“Fetola helped me address one of the biggest issues I struggled with since starting my business: access to market. Sure, I had relationships with people in the business through my previous job, but that was not enough to sustain or to grow my business. My business mentor taught me how to market my business and since then I have begun to penetrate the market.”
He’s paying it forward now by assisting other SMMEs in the agricultural and agro-processing sector. “As someone who has struggled with start-up funding, I really understand that start-ups don’t always have the money to buy the equipment they need for their agro-businesses. It’s a chicken-and-egg situation, excuse the pun!” he says.
“Once I was more established, I decided to help where I could. BBO already supplies start-up SMMEs with equipment on an instalment payment basis and we’re currently in talks with funding institutions, such as the National Youth Development Agency, to develop an equipment funding model that benefits both parties.”

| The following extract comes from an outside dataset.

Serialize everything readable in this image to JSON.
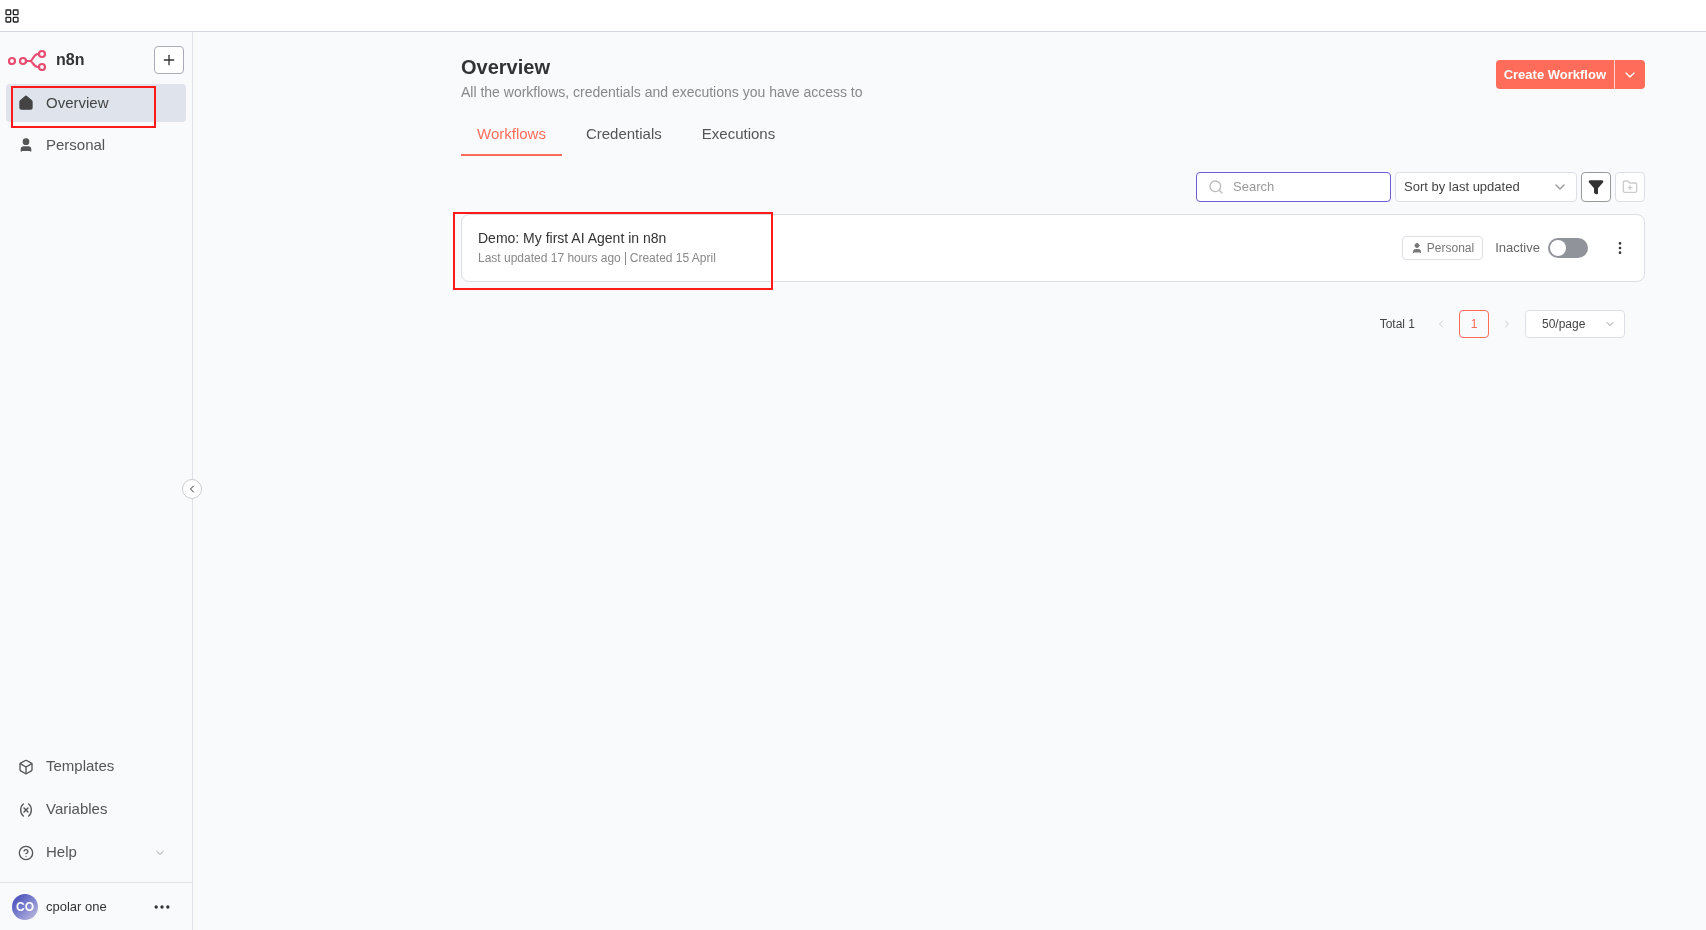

The Covid-19 pandemic hit BBO hard, as equipment manufacturing was not considered an essential service under Level 1 regulations, necessitating Phupha to shutdown operations and leave projects in limbo. “My company still needed to be compliant during this time, however, so I had to make sure that I paid my compensation fund even though there was no cash flow. It was a huge problem as we had months with no income.”
BBO is operational again under Level 3 regulations and Phupha says he’s relieved to have been able to complete outstanding projects and start marketing his business once again.
Ironically, his early start-up cash flow woes were his saving grace through hard lockdown: “I learned early on not to use money unnecessarily, because I will always need it later in the business. That tough lesson has paid off.”